Contrary to most temporary work visas in France, granted for one-year terms, the Blue Card is granted for an initial period of three years and is renewable for a similar period. If the term of the work contract is for a period less than three years, the card will be available for the whole period of the contract plus three months in order to allowthe holder time to search for another job. The renewal of the Blue Card by the Labor Office and Préfecture will depend upon the holder’s compliance with the initial terms of issuance of the Blue Card..
During the first three years, the Blue Card holder will have access to the French labour market, but such access shall be limited to jobs in the concerned sector. After three years, the holder will have access to all the qualified jobs on the French market, on a par with French workers..
Generally, Blue Card applicants do not need to demonstrate that their employers have first sought candidates on the French labor market, which is a substantial improvement from French common law rules and is much less time-consuming. However only time will tell to what extent the French administration will abide by such rules.
CRITICISM OF THE BLUE CARD
While the Blue Card may be perceived as opening a door to employment in Europe in light of the heretofore rigid immigration policy of the EU, it also raises some issues.
In the first place, the duration of the Blue Card is perceived as too short, compared to that of the Green Card: indeed, the Blue Card has a validity of three years whereas the American Green card is of unlimited duration.
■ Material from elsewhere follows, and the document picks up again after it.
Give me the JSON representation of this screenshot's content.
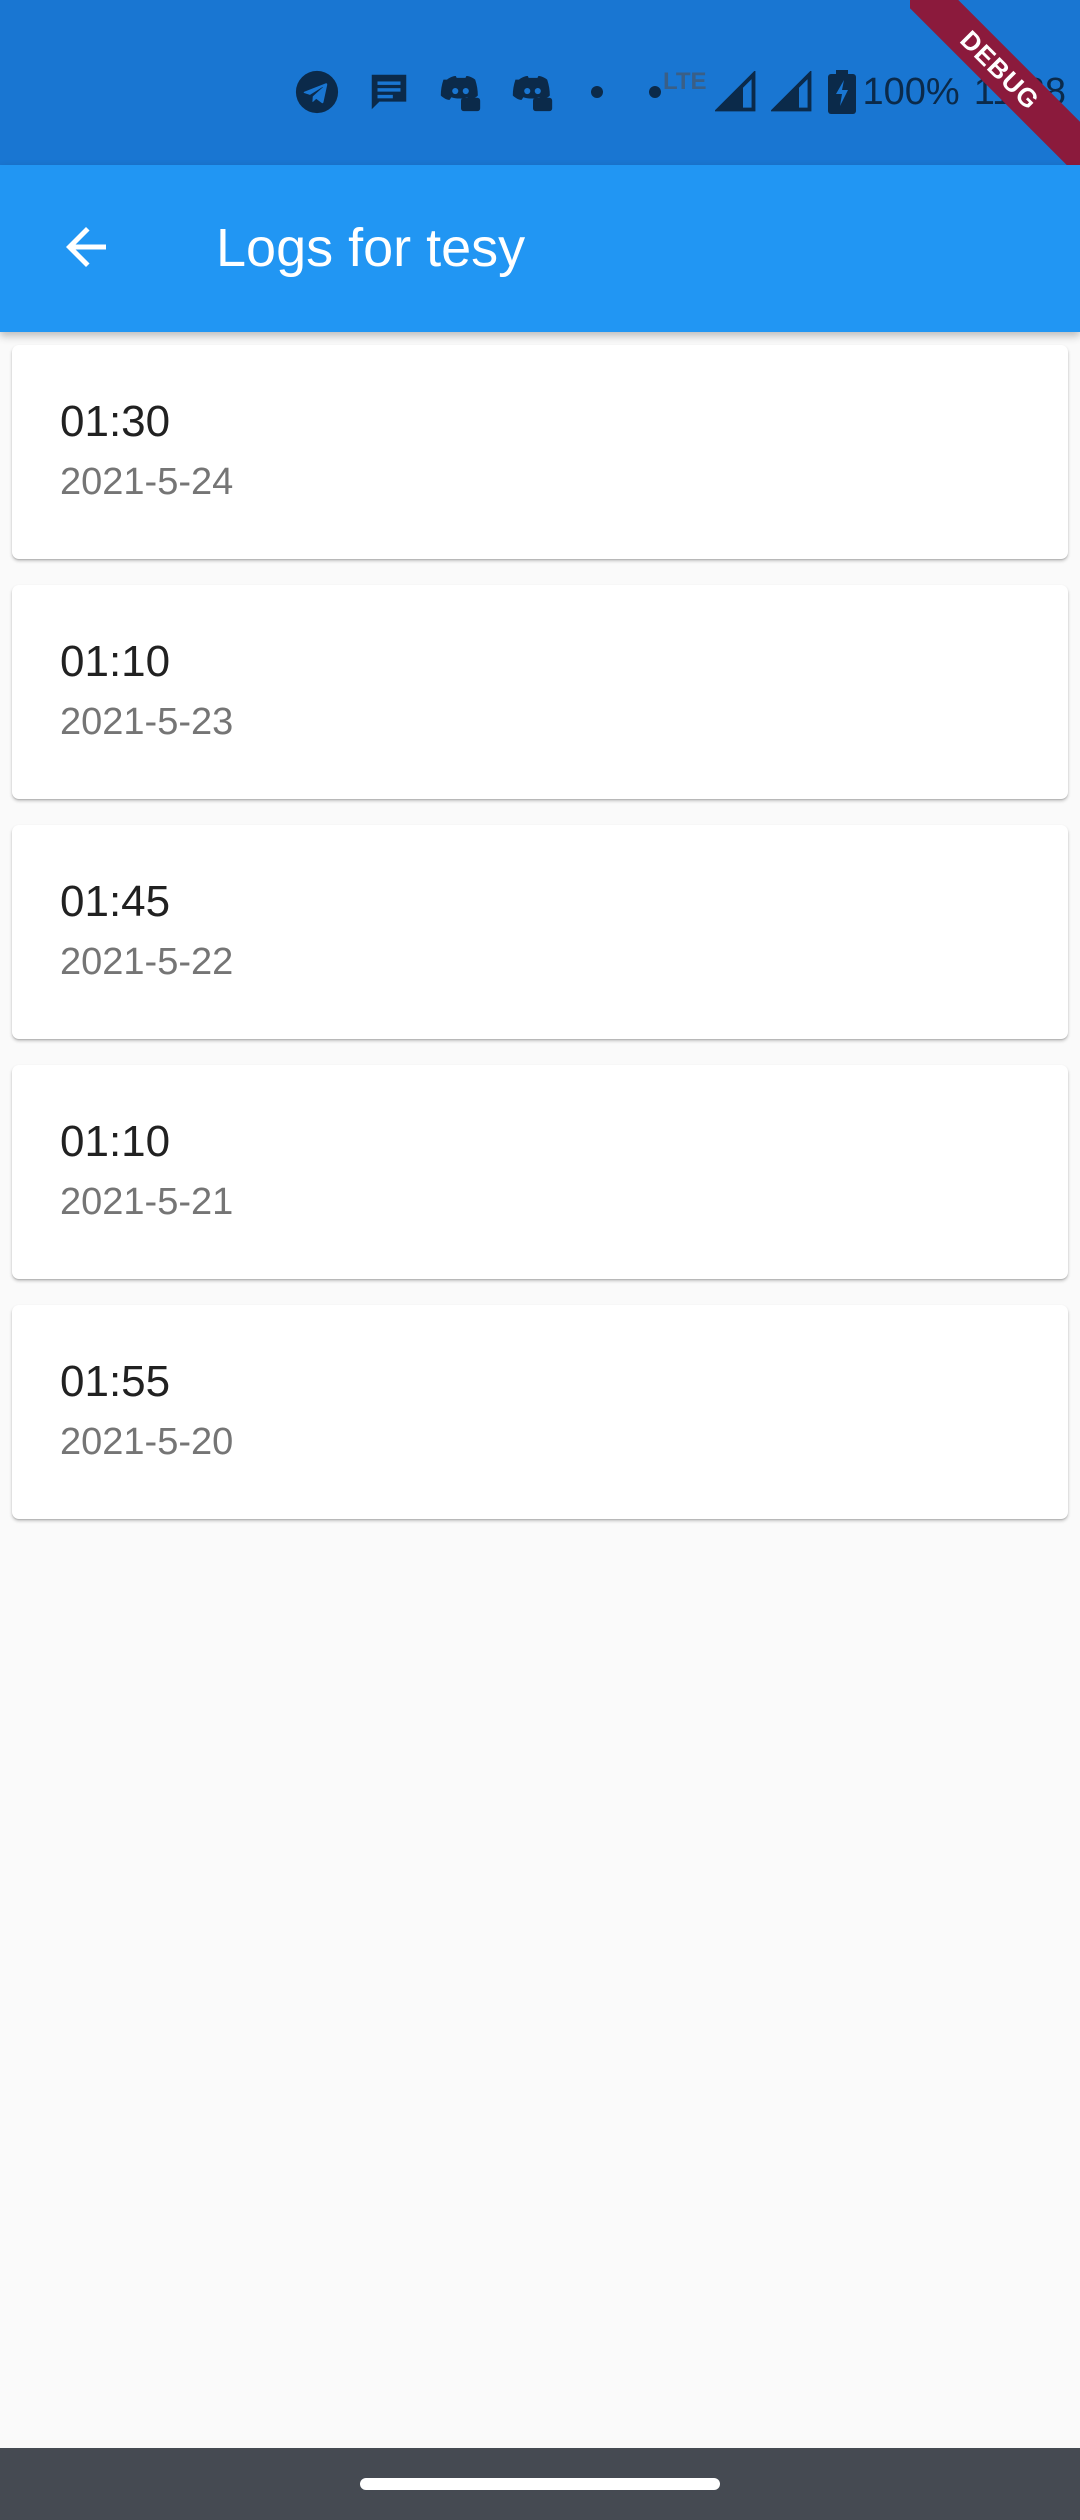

Furthermore, the Blue Card holder has to wait for three years before obtaining the right to work in another member state; whereas the American Green Card holder may work in any State of the United States of America.
These limitations may not be favourable enough to stem the tide of immigration of skilled immigrants to the United States and Canada. Indeed, according to French statistics, 50% of the North-African skilled immigrants settle in the United-States or in Canada, as compared to only 5,5% who move to Europe. The Green Card appears more advantageous in many ways.
The high level of the qualifications as well as the salary required make also the Blue Card very restrictive.
Furthermore, the introduction of the Blue Card, on top of numerous other French reforms and visa categories, makes French immigration law rather unwieldy – there are simply to many provisions governing the entry and residency of immigrants to France. How is France to balance the use of the Blue Card in light of the existing Skills and Talents Card established in 2006, or with existing regulations regarding transferred employees (salariés en mission)?
While the Blue Card certainly opens new avenues making Europe (and France) more attractive to skilled workers, only time will tell how the French labor offices and municipalities (Préfectures) apply the Blue Card in practice.
- janvier 2016